In the published literature, the maximum thickness of appendix was reported to be less than 2-3 mm [23]. Tamburrini et al. [17] reported that wall thickness of more than 3 mm may be considered a sign of inflammation. In the current study, the mean wall thickness was 2.37 mm, with the range 1.2- 4.2 mm. One important finding is that wall thickness of > 3 mm was noted in only 48 out of 1,575 patients (3%), and > 4 mm in only 2 out of 1,575 patients. Our findings correlated well with a previous study by Wille-kens et al. [16], who reported that mean wall thickness was 2.22 mm ± 0.56 mm, ranging 1.15-3.85 mm, with wall thickness of more than 3 mm seen in 8% of the subjects.

The length of appendix can influence symptoms and pathologies of the appendix. A very long appendix can reach up to sub-hepatic region and can mimic cholecystitis, hepatitis, or hepatic abscess. If it reaches deep down pelvic cavity, it can present as pathologies of pelvic organs. In our study, the length varied 6.3-123 mm, while the aver-age length was noted as 66.3 mm. While reviewing the lite-rature, we found that in only one study, appendiceal length was measured on CT [16]. The authors reported that the mean length of normal appendix was 81.11 mm ± 28.44 mm, with a range 7.2-158.8 mm. They also shown a correlation between appendiceal length and gender, but no correlation between appendiceal length and age or body length. They also suggested that the appendix is longer in children, and may become smaller after mid-adult life.

Our study has several advantages, the most important being large sample size and CT-based measurements of different parameters. However, it has few limitations, with the most important being lack of follow-up of patients included in the study. Secondly, we simply used patients’ history and clinical examination findings to create our inclusion criteria of non-appendicular signs and symptoms.

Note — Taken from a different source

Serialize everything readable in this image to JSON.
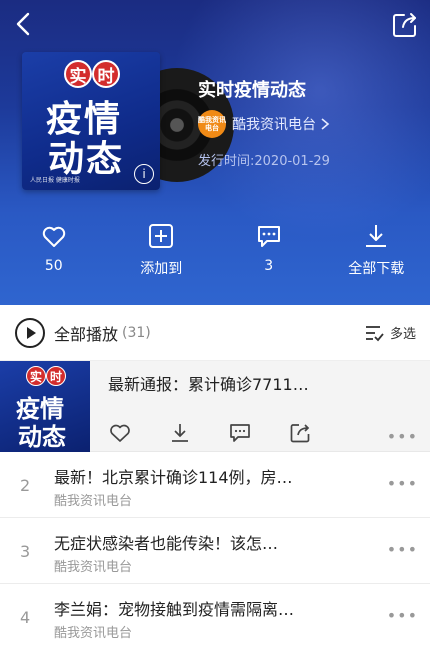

The appendix may exhibit a mystifying range of normal and abnormal appearances on CT. Knowledge of the location, appearance, and other characteristics of the normal appendix is important in accurately diagnosing cases of acute appendicitis. Although an appendix less than 6 mm may be considered normal, relying on appendix diameter alone may lead to misdiagnosis and mismanagement. One must be cautious while using size criteria alone since diameter above 6 mm has an overlap between a normal appendix and acute appendicitis. Therefore, it should be considered in association with clinical and secondary findings to avoid overdiagnosis and unnecessary appendicectomies. We strongly recommend that diameter-based CT criteria to diagnose appendicitis should be revised and standardized. Progressively more studies are warranted to obtain criteria for the same. Our study may become a reference to design larger studies in the future.